    si quis adest, iussae prosiliunt lacrimae.
non luget quisquis laudari, Gellia, quaerit;
    ille dolet vere qui sine teste dolet.

In private she mourns not the late-lamented;
If someone’s by her tears leap forth on call.
Sorrow, my dear, is not so easily rented.
They are true tears that without witness fall.

This is Martial 1.33, not precisely a joke, but neatly translated by J. V. Cunningham. The meter is elegiac couplets.

Tuesday: January 17, 2006

An Ancient One-Liner

Filed under: — site admin @ 12:25 AM GMT-0500

This is number 104 in the Philogelos, an ancient Greek joke-book:

A greedy man writing his will made himself his own heir.

Philárguros diathékas gráphwn heautòn kleronómon étaxen.

Not very funny? It’s actually better than average for the collection.

Sunday: January 15, 2006

A Squib Fit for a King

Filed under: — site admin @ 11:33 PM GMT-0500

Brutus, quia reges eiecit, consul primus factus est:
hic, quia consules eiecit, rex postremus factus est.

Brutus, because he threw out the kings, became the first consul.
This man, because he threw out the consuls, has become the latest/last king.
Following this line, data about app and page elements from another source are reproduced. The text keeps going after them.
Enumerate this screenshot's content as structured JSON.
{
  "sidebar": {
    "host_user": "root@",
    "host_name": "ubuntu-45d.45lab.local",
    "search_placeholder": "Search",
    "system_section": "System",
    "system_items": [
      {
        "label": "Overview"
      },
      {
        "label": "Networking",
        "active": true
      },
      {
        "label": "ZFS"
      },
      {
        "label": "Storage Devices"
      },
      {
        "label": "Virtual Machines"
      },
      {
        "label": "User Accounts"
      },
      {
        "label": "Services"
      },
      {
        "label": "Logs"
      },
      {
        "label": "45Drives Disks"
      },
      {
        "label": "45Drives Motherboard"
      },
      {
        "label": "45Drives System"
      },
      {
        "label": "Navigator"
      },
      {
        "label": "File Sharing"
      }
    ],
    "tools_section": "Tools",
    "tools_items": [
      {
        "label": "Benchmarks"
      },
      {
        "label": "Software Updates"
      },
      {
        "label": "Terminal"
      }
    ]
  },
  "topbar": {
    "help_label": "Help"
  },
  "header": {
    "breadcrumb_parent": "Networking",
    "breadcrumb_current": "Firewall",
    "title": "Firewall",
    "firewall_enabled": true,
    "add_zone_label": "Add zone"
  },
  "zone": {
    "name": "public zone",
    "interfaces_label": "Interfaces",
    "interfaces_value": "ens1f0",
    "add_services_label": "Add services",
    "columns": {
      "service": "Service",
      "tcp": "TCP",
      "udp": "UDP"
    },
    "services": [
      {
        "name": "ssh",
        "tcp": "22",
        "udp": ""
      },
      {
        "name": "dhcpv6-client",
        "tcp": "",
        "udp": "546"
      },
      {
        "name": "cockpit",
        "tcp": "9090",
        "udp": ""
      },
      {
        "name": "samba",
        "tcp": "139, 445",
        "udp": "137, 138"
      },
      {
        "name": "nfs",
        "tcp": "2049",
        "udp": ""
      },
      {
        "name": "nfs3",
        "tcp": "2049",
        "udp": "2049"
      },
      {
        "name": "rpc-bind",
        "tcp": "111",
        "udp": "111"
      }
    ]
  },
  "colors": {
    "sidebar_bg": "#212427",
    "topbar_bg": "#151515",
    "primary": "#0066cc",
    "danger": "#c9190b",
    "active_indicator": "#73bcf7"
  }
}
These lines of verse (trochaic septenarians) are irretrievably anonymous but securely datable to the first few months of 44 B.C. According to Suetonius in his Lives of the Twelve Caesars (Book I, 80.3), someone wrote them on Caesar’s statue shortly before he was assassinated. The point is that Caesar has added himself to the list of kings of Rome, eighth after – long after – Tarquinius Superbus, deposed by the first Brutus. But there is more to it than that: our anonymous patriot hopes that Caesar will be not only the latest but the last king of Rome because he will soon be assassinated, and no one will dare emulate him. He got half his wish: his target was soon ‘the late’ Julius Caesar, but was of course succeeded by dozens more kings-in-all-but-name.